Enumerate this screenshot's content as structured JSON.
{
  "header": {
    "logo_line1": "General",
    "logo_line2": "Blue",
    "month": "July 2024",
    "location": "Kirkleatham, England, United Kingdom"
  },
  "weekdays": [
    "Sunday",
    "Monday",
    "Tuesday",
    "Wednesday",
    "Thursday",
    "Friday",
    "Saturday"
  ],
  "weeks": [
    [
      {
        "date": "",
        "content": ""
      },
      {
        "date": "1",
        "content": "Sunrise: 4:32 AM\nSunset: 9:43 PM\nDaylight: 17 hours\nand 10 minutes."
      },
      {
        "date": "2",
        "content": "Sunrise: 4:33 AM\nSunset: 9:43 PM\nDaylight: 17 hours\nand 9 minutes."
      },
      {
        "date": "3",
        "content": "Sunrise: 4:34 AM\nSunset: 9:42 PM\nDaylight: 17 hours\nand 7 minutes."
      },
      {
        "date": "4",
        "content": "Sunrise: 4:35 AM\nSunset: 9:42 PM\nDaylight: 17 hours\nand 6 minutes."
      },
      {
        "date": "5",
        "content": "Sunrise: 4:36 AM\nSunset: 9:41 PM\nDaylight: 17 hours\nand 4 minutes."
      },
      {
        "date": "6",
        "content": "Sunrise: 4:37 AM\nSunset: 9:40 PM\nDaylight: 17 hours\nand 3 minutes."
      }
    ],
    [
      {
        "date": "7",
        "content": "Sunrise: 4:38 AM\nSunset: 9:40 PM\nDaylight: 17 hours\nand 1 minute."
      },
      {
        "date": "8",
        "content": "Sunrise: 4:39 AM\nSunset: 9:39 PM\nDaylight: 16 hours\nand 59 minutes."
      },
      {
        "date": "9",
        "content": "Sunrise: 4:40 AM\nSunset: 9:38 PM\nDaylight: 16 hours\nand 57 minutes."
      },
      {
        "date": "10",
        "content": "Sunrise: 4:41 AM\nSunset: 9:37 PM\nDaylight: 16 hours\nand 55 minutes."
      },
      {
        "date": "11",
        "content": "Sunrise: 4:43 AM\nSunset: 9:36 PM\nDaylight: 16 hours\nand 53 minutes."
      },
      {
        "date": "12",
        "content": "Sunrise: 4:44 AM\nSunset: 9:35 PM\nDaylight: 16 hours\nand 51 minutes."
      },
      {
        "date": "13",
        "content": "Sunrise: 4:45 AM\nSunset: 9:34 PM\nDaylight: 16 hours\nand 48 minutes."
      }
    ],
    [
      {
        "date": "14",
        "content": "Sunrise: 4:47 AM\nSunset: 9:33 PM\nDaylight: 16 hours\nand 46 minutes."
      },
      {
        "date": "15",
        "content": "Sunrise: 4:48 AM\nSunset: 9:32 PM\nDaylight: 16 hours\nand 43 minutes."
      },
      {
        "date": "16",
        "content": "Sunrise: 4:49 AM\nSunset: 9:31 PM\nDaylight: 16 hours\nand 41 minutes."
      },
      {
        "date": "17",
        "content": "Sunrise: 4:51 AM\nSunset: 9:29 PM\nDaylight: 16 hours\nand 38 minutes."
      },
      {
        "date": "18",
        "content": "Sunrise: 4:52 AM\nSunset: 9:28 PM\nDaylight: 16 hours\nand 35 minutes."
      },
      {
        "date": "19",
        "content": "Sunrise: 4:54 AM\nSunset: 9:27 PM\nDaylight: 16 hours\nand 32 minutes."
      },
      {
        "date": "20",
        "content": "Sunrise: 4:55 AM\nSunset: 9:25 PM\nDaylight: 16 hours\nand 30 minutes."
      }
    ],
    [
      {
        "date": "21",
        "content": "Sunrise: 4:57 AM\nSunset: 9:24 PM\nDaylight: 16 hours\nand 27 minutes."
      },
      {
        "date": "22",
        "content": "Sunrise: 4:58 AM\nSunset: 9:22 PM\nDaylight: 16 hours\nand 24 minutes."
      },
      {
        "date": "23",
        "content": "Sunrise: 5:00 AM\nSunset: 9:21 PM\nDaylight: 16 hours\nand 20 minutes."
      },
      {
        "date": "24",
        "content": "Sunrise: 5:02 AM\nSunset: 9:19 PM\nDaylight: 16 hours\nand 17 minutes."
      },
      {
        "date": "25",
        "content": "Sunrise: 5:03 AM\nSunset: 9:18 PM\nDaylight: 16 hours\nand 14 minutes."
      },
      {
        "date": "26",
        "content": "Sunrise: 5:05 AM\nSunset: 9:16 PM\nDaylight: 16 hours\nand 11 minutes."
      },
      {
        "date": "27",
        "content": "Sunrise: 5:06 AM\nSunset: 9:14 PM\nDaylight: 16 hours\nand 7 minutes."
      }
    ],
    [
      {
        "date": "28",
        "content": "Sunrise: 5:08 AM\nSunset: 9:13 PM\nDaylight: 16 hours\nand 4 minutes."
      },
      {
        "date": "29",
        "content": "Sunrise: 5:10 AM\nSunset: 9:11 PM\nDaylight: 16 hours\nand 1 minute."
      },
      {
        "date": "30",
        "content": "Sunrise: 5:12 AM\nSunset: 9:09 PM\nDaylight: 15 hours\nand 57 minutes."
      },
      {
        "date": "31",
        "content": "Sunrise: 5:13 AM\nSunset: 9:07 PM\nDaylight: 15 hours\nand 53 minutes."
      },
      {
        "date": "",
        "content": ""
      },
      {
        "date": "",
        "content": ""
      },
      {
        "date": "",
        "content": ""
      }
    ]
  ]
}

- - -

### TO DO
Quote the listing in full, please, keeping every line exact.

### SOLVED EXERCISE
Enumerate this screenshot's content as structured JSON.
{
  "header": {
    "logo_line1": "General",
    "logo_line2": "Blue",
    "month": "July 2024",
    "location": "Kirkleatham, England, United Kingdom"
  },
  "weekdays": [
    "Sunday",
    "Monday",
    "Tuesday",
    "Wednesday",
    "Thursday",
    "Friday",
    "Saturday"
  ],
  "weeks": [
    [
      {
        "date": "",
        "content": ""
      },
      {
        "date": "1",
        "content": "Sunrise: 4:32 AM\nSunset: 9:43 PM\nDaylight: 17 hours\nand 10 minutes."
      },
      {
        "date": "2",
        "content": "Sunrise: 4:33 AM\nSunset: 9:43 PM\nDaylight: 17 hours\nand 9 minutes."
      },
      {
        "date": "3",
        "content": "Sunrise: 4:34 AM\nSunset: 9:42 PM\nDaylight: 17 hours\nand 7 minutes."
      },
      {
        "date": "4",
        "content": "Sunrise: 4:35 AM\nSunset: 9:42 PM\nDaylight: 17 hours\nand 6 minutes."
      },
      {
        "date": "5",
        "content": "Sunrise: 4:36 AM\nSunset: 9:41 PM\nDaylight: 17 hours\nand 4 minutes."
      },
      {
        "date": "6",
        "content": "Sunrise: 4:37 AM\nSunset: 9:40 PM\nDaylight: 17 hours\nand 3 minutes."
      }
    ],
    [
      {
        "date": "7",
        "content": "Sunrise: 4:38 AM\nSunset: 9:40 PM\nDaylight: 17 hours\nand 1 minute."
      },
      {
        "date": "8",
        "content": "Sunrise: 4:39 AM\nSunset: 9:39 PM\nDaylight: 16 hours\nand 59 minutes."
      },
      {
        "date": "9",
        "content": "Sunrise: 4:40 AM\nSunset: 9:38 PM\nDaylight: 16 hours\nand 57 minutes."
      },
      {
        "date": "10",
        "content": "Sunrise: 4:41 AM\nSunset: 9:37 PM\nDaylight: 16 hours\nand 55 minutes."
      },
      {
        "date": "11",
        "content": "Sunrise: 4:43 AM\nSunset: 9:36 PM\nDaylight: 16 hours\nand 53 minutes."
      },
      {
        "date": "12",
        "content": "Sunrise: 4:44 AM\nSunset: 9:35 PM\nDaylight: 16 hours\nand 51 minutes."
      },
      {
        "date": "13",
        "content": "Sunrise: 4:45 AM\nSunset: 9:34 PM\nDaylight: 16 hours\nand 48 minutes."
      }
    ],
    [
      {
        "date": "14",
        "content": "Sunrise: 4:47 AM\nSunset: 9:33 PM\nDaylight: 16 hours\nand 46 minutes."
      },
      {
        "date": "15",
        "content": "Sunrise: 4:48 AM\nSunset: 9:32 PM\nDaylight: 16 hours\nand 43 minutes."
      },
      {
        "date": "16",
        "content": "Sunrise: 4:49 AM\nSunset: 9:31 PM\nDaylight: 16 hours\nand 41 minutes."
      },
      {
        "date": "17",
        "content": "Sunrise: 4:51 AM\nSunset: 9:29 PM\nDaylight: 16 hours\nand 38 minutes."
      },
      {
        "date": "18",
        "content": "Sunrise: 4:52 AM\nSunset: 9:28 PM\nDaylight: 16 hours\nand 35 minutes."
      },
      {
        "date": "19",
        "content": "Sunrise: 4:54 AM\nSunset: 9:27 PM\nDaylight: 16 hours\nand 32 minutes."
      },
      {
        "date": "20",
        "content": "Sunrise: 4:55 AM\nSunset: 9:25 PM\nDaylight: 16 hours\nand 30 minutes."
      }
    ],
    [
      {
        "date": "21",
        "content": "Sunrise: 4:57 AM\nSunset: 9:24 PM\nDaylight: 16 hours\nand 27 minutes."
      },
      {
        "date": "22",
        "content": "Sunrise: 4:58 AM\nSunset: 9:22 PM\nDaylight: 16 hours\nand 24 minutes."
      },
      {
        "date": "23",
        "content": "Sunrise: 5:00 AM\nSunset: 9:21 PM\nDaylight: 16 hours\nand 20 minutes."
      },
      {
        "date": "24",
        "content": "Sunrise: 5:02 AM\nSunset: 9:19 PM\nDaylight: 16 hours\nand 17 minutes."
      },
      {
        "date": "25",
        "content": "Sunrise: 5:03 AM\nSunset: 9:18 PM\nDaylight: 16 hours\nand 14 minutes."
      },
      {
        "date": "26",
        "content": "Sunrise: 5:05 AM\nSunset: 9:16 PM\nDaylight: 16 hours\nand 11 minutes."
      },
      {
        "date": "27",
        "content": "Sunrise: 5:06 AM\nSunset: 9:14 PM\nDaylight: 16 hours\nand 7 minutes."
      }
    ],
    [
      {
        "date": "28",
        "content": "Sunrise: 5:08 AM\nSunset: 9:13 PM\nDaylight: 16 hours\nand 4 minutes."
      },
      {
        "date": "29",
        "content": "Sunrise: 5:10 AM\nSunset: 9:11 PM\nDaylight: 16 hours\nand 1 minute."
      },
      {
        "date": "30",
        "content": "Sunrise: 5:12 AM\nSunset: 9:09 PM\nDaylight: 15 hours\nand 57 minutes."
      },
      {
        "date": "31",
        "content": "Sunrise: 5:13 AM\nSunset: 9:07 PM\nDaylight: 15 hours\nand 53 minutes."
      },
      {
        "date": "",
        "content": ""
      },
      {
        "date": "",
        "content": ""
      },
      {
        "date": "",
        "content": ""
      }
    ]
  ]
}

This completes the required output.